Other contributors include Stevie Suan on “embodied acting” and ecology, Jessica Bauwens-Sugimoto on Evangelion slash fiction, Olga Kopylova on the franchise and its fandom, Manuel Hernandez-Perez on “genre” and the various versions of the show created by changes in dub and music licensing. Zoltan Kacsuk asks why and how Evangelion has come to be considered such a game-changing anime at all. And on the subject of games, Selen Calik Bedir discusses the way in which the Evangelion franchise developed through its game spin-offs. This, too, is an intriguing direction, not the least because properly explaining what actually happens in Evangelion, as I once had to do for the Encyclopedia of Science Fiction, requires information that is only truly revealed in later PlayStation games. One hence feels a certain degree of sympathy for the brave Tatiana Lameiro-Gonzalez, whose mission in the closing chapter is to write a summary of the plot of Evangelion – a task which one suspects many of the original animators themselves would be hard-pressed to manage.
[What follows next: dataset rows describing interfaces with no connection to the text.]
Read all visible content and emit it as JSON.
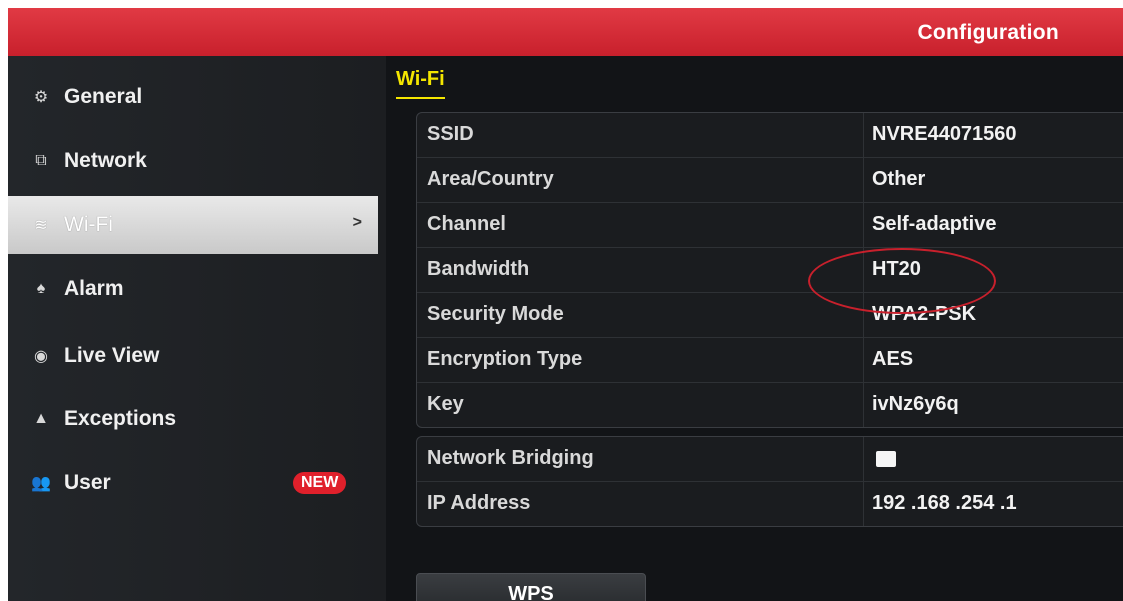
{
  "header": {
    "title": "Configuration"
  },
  "sidebar": {
    "items": [
      {
        "label": "General",
        "icon": "gear-icon"
      },
      {
        "label": "Network",
        "icon": "network-icon"
      },
      {
        "label": "Wi-Fi",
        "icon": "wifi-icon"
      },
      {
        "label": "Alarm",
        "icon": "alarm-icon"
      },
      {
        "label": "Live View",
        "icon": "eye-icon"
      },
      {
        "label": "Exceptions",
        "icon": "warning-icon"
      },
      {
        "label": "User",
        "icon": "users-icon",
        "badge": "NEW"
      }
    ],
    "active_chevron": ">"
  },
  "main": {
    "tab": "Wi-Fi",
    "settings": [
      {
        "key": "SSID",
        "value": "NVRE44071560"
      },
      {
        "key": "Area/Country",
        "value": "Other"
      },
      {
        "key": "Channel",
        "value": "Self-adaptive"
      },
      {
        "key": "Bandwidth",
        "value": "HT20"
      },
      {
        "key": "Security Mode",
        "value": "WPA2-PSK"
      },
      {
        "key": "Encryption Type",
        "value": "AES"
      },
      {
        "key": "Key",
        "value": "ivNz6y6q"
      }
    ],
    "bridging": {
      "label": "Network Bridging",
      "checked": false,
      "ip_label": "IP Address",
      "ip_value": "192 .168 .254 .1"
    },
    "wps_label": "WPS"
  },
  "colors": {
    "header_red": "#d92834",
    "tab_yellow": "#f4e600",
    "badge_red": "#e0202b"
  }
}
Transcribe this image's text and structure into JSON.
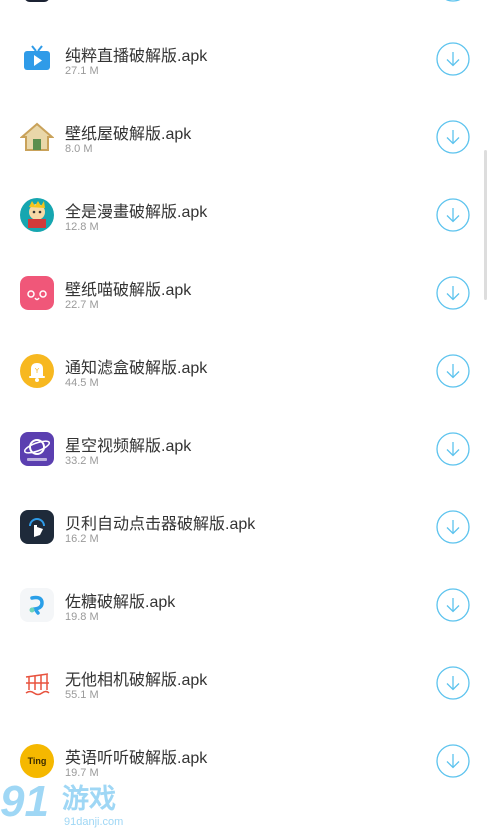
{
  "apps": [
    {
      "name": "纯粹直播破解版.apk",
      "size": "27.1 M",
      "icon": "tv-icon",
      "color": "#2f9be8"
    },
    {
      "name": "壁纸屋破解版.apk",
      "size": "8.0 M",
      "icon": "house-icon",
      "color": "#c9a25a"
    },
    {
      "name": "全是漫畫破解版.apk",
      "size": "12.8 M",
      "icon": "manga-reader-icon",
      "color": "#16a6b0"
    },
    {
      "name": "壁纸喵破解版.apk",
      "size": "22.7 M",
      "icon": "cat-face-icon",
      "color": "#f05779"
    },
    {
      "name": "通知滤盒破解版.apk",
      "size": "44.5 M",
      "icon": "bell-icon",
      "color": "#f7b820"
    },
    {
      "name": "星空视频解版.apk",
      "size": "33.2 M",
      "icon": "planet-icon",
      "color": "#5b3fb0"
    },
    {
      "name": "贝利自动点击器破解版.apk",
      "size": "16.2 M",
      "icon": "tap-finger-icon",
      "color": "#1e2a3a"
    },
    {
      "name": "佐糖破解版.apk",
      "size": "19.8 M",
      "icon": "zuotang-logo-icon",
      "color": "#2a9fe8"
    },
    {
      "name": "无他相机破解版.apk",
      "size": "55.1 M",
      "icon": "camera-grid-icon",
      "color": "#e8533f"
    },
    {
      "name": "英语听听破解版.apk",
      "size": "19.7 M",
      "icon": "tingting-logo-icon",
      "color": "#f5b800"
    }
  ],
  "ui": {
    "download_color": "#5cc3ee"
  },
  "watermark": {
    "brand": "游戏",
    "domain": "91danji.com",
    "number": "91"
  }
}
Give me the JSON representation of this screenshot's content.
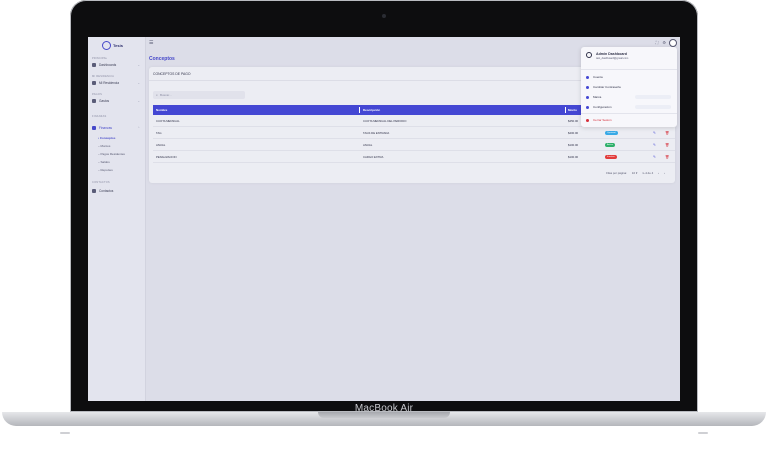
{
  "device": {
    "label": "MacBook Air"
  },
  "app": {
    "logo_text": "Tesis"
  },
  "sidebar": {
    "sections": [
      {
        "label": "PRINCIPAL"
      },
      {
        "label": "MI RESIDENCIA"
      },
      {
        "label": "PAGOS"
      },
      {
        "label": "FINANZAS"
      },
      {
        "label": "CONTACTOS"
      }
    ],
    "items": [
      {
        "label": "Dashboards"
      },
      {
        "label": "Mi Residencia"
      },
      {
        "label": "Gastos"
      },
      {
        "label": "Finanzas"
      },
      {
        "label": "Contactos"
      }
    ],
    "subitems": [
      {
        "label": "Conceptos"
      },
      {
        "label": "Montos"
      },
      {
        "label": "Pagos Residentes"
      },
      {
        "label": "Saldos"
      },
      {
        "label": "Reportes"
      }
    ]
  },
  "page": {
    "title": "Conceptos"
  },
  "card": {
    "title": "CONCEPTOS DE PAGO",
    "search_placeholder": "Buscar...",
    "columns": [
      "Nombre",
      "Descripción",
      "Monto"
    ],
    "rows": [
      {
        "name": "CUOTA MENSUAL",
        "desc": "CUOTA MENSUAL DEL PERIODO",
        "amount": "$450.00",
        "status": "",
        "status_color": ""
      },
      {
        "name": "TAG",
        "desc": "TAGS DE ENTRADA",
        "amount": "$400.00",
        "status": "Opcional",
        "status_color": "#38a9e6"
      },
      {
        "name": "ANUAL",
        "desc": "ANUAL",
        "amount": "$100.00",
        "status": "Activo",
        "status_color": "#2fb06a"
      },
      {
        "name": "PENALIZACION",
        "desc": "CARGO EXTRA",
        "amount": "$100.00",
        "status": "Inactivo",
        "status_color": "#e23b3b"
      }
    ],
    "pager": {
      "rows_label": "Filas por página:",
      "rows_value": "10",
      "range": "1–4 de 4"
    }
  },
  "dropdown": {
    "name": "Admin Dashboard",
    "email": "test_dashboard@gmail.com",
    "items": [
      {
        "label": "Cuenta"
      },
      {
        "label": "Cambiar Contraseña"
      },
      {
        "label": "Marca"
      },
      {
        "label": "Configuración"
      },
      {
        "label": "Cerrar Sesión"
      }
    ]
  },
  "colors": {
    "accent": "#4447d3",
    "danger": "#d62f3a"
  }
}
Jonathan Clements is the author of Anime: A History. Anime Studies: Media-Specific Approaches to Neon Genesis Evangelion is published by Stockholm University Press.